The factors that influence the dewatering of pulp on the forming fabric and in the pressing section of a paper machine have been the subject of many studies (Hubbe, 2007). The first objective of the current study was to compile a literature review to build an dewatering of the pulp sheet. Pliable fibres may conform to each other, resulting in a sealing effect that inhibits drainage. Mechanical and enzymatic refining may induce external and internal fibrillation of fibres, and the generation of fines in the pulp. Treating the pulp with an enzyme, specifically endoglucanase, may enhance the susceptibility of the fibres to development by mechanical refining.

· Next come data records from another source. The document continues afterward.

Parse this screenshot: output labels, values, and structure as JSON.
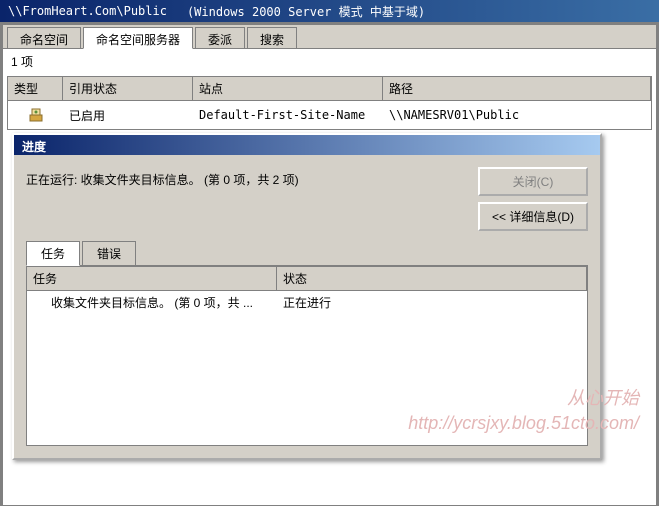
{
  "titlebar": {
    "path": "\\\\FromHeart.Com\\Public",
    "mode": "(Windows 2000 Server 模式 中基于域)"
  },
  "tabs": {
    "items": [
      "命名空间",
      "命名空间服务器",
      "委派",
      "搜索"
    ],
    "activeIndex": 1
  },
  "count": "1 项",
  "table": {
    "headers": [
      "类型",
      "引用状态",
      "站点",
      "路径"
    ],
    "row": {
      "status": "已启用",
      "site": "Default-First-Site-Name",
      "path": "\\\\NAMESRV01\\Public"
    }
  },
  "dialog": {
    "title": "进度",
    "status": "正在运行: 收集文件夹目标信息。 (第 0 项，共 2 项)",
    "buttons": {
      "close": "关闭(C)",
      "details": "<< 详细信息(D)"
    },
    "subtabs": {
      "items": [
        "任务",
        "错误"
      ],
      "activeIndex": 0
    },
    "subtable": {
      "headers": [
        "任务",
        "状态"
      ],
      "row": {
        "task": "收集文件夹目标信息。 (第 0 项，共 ...",
        "state": "正在进行"
      }
    }
  },
  "watermark": {
    "l1": "从心开始",
    "l2": "http://ycrsjxy.blog.51cto.com/"
  }
}
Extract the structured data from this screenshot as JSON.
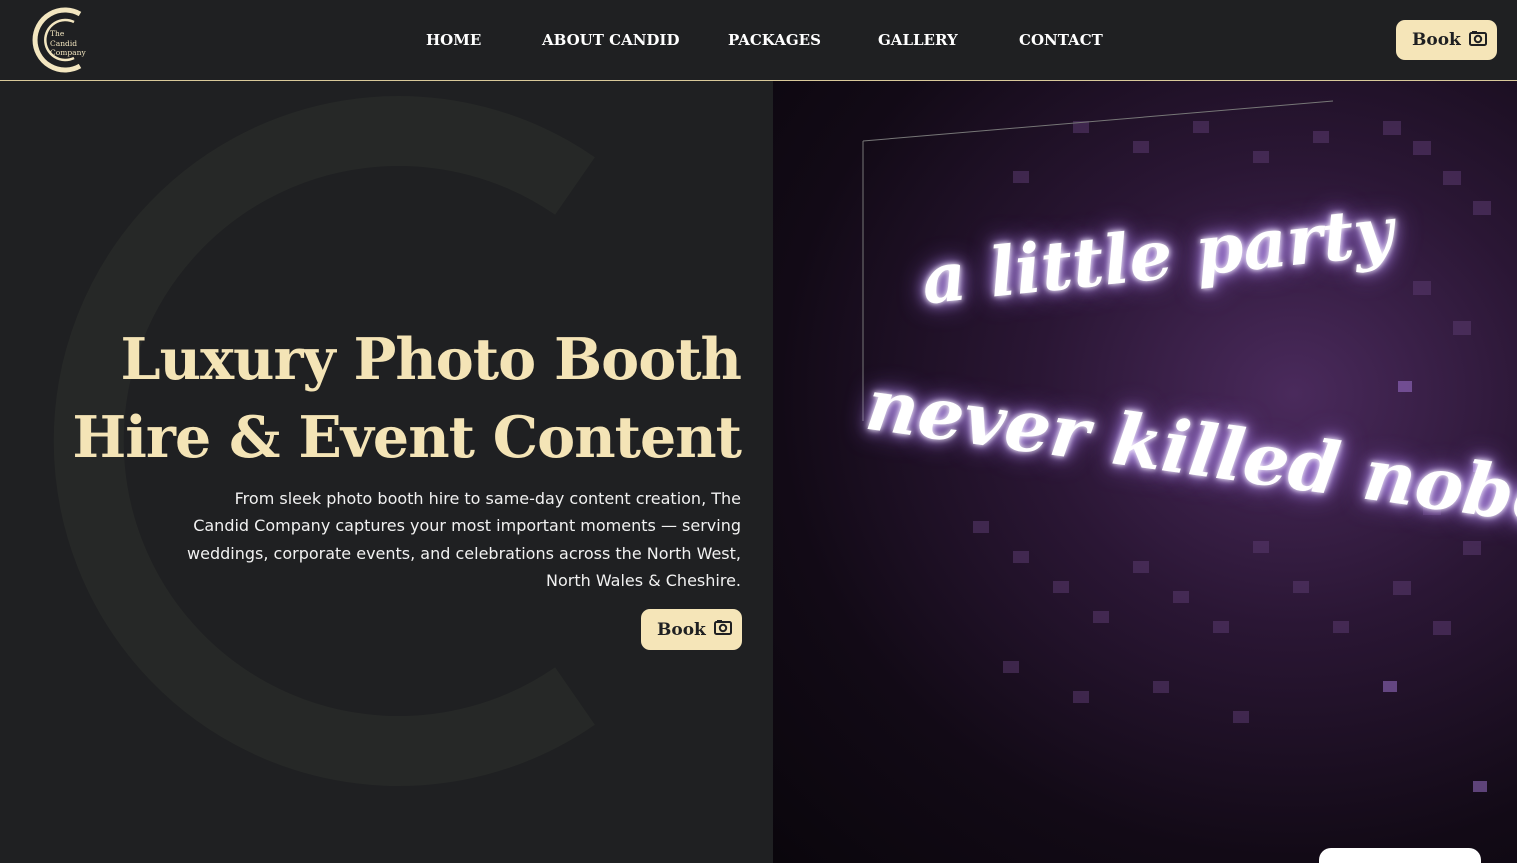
{
  "header": {
    "logo": {
      "line1": "The",
      "line2": "Candid",
      "line3": "Company"
    },
    "nav": [
      "HOME",
      "ABOUT CANDID",
      "PACKAGES",
      "GALLERY",
      "CONTACT"
    ],
    "book_label": "Book"
  },
  "hero": {
    "title_line1": "Luxury Photo Booth",
    "title_line2": "Hire & Event Content",
    "description": "From sleek photo booth hire to same-day content creation, The Candid Company captures your most important moments — serving weddings, corporate events, and celebrations across the North West, North Wales & Cheshire.",
    "book_label": "Book"
  },
  "hero_image": {
    "neon_line1": "a little party",
    "neon_line2": "never killed nobody"
  },
  "colors": {
    "background": "#1f2022",
    "accent_cream": "#f5e5b8",
    "title_cream": "#f4e4b6"
  },
  "icons": {
    "book": "camera-icon",
    "logo": "candid-c-logo"
  }
}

In the current study, the dewatering of pulp was analysed at pilot scale in order to test which pulp measurements best predicted its forming and pressing performance. A hardwood pulp, composed of Eucalyptus grandis, was refined in a pilot refiner and yielded samples over a range of refining energies. The conventional dewatering measurements, freeness and WRV, were performed on the pulp samples and related to the dewatering performance of the handsheets produced therefrom. The formability (water removed during forming) and pressibility (water removed during pressing) of the handsheets were also determined, and compared to the freeness and WRV of the pulps. It was found that the formability of a handsheet was a much stronger predictor of its dewatering performance than either the freeness or WRV of the pulp. Formability was likely the best predictor of handsheet dewatering because it was a direct measurement of the dewatering performance of a sheet on the forming fabric, whereas freeness and WRV both measured the dewatering of a thicker pad of pulp.

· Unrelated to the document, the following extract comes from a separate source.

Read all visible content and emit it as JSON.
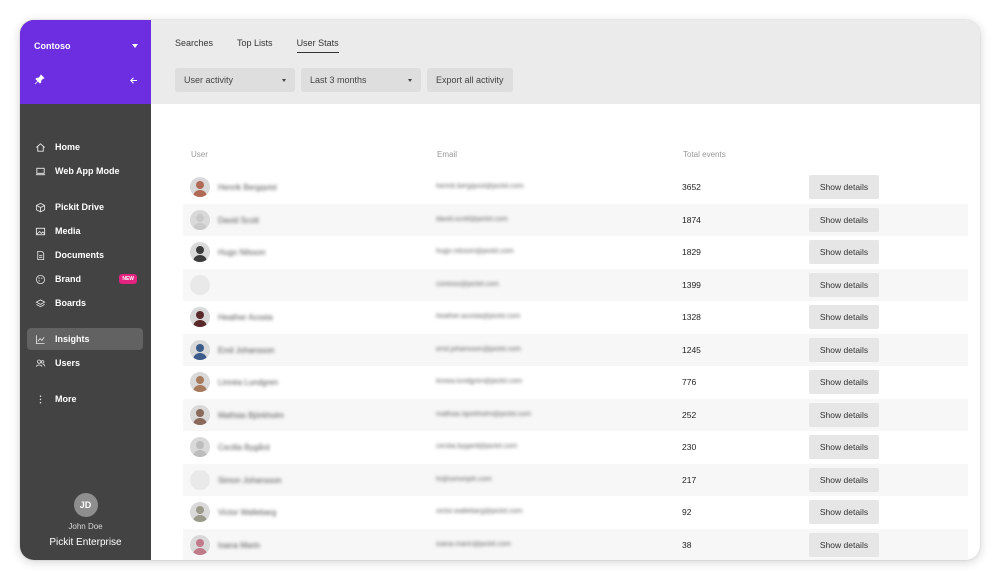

The effect of the refining of pulp with an enzyme additive on its dewatering properties was also studied at pilot scale. An endoglucanase was incubated with a hardwood pulp, composed primarily of Eucalyptus grandis, and refined in a pilot refiner. The enzyme was added at four levels, including a control pulp with no enzyme. The dewatering properties of the handsheets formed from the pulp were tested and compared for each enzyme dosage. The morphology of fibres of each of the pulps was determined. It was found that increasing the enzyme dosage of the pulps resulted in the decrease of the dewatering ability of the handsheets. The number of fines in the pulp increased with increasing enzyme dosage. It was likely that fines were responsible for the restriction of pulp dewatering, as suggested by the choke-point hypothesis (Hubbe, 2007). Based on the extent of fibrillation and width of fibres, as well as the number of fines in the pulp, a model of the effect of the enzyme added on the dewatering of the pulp was proposed. Increasing the enzyme concentration in the pulp increased the susceptibility of the fibre to refining. An enzyme dosage of 100 g/t resulted in a more fibrillated fibre than found in the control pulp. However, the fibres of the pulp treated with the enzyme at a concentration of 200 g/t were less fibrillated, suggesting that the fibre surface was weakened to the extent that the fibrils were broke off during refining. The fibres of the pulp treated at 500 g/t were again more fibrillated, suggesting the occurrence of secondary fibrillation of the fibre at this high enzyme dosage. The fibres of the pulps treated at 500 and 200 g/t were also narrower, suggesting the loss of fibre material.
Dissertation (MEng)--University of Pretoria, 2015.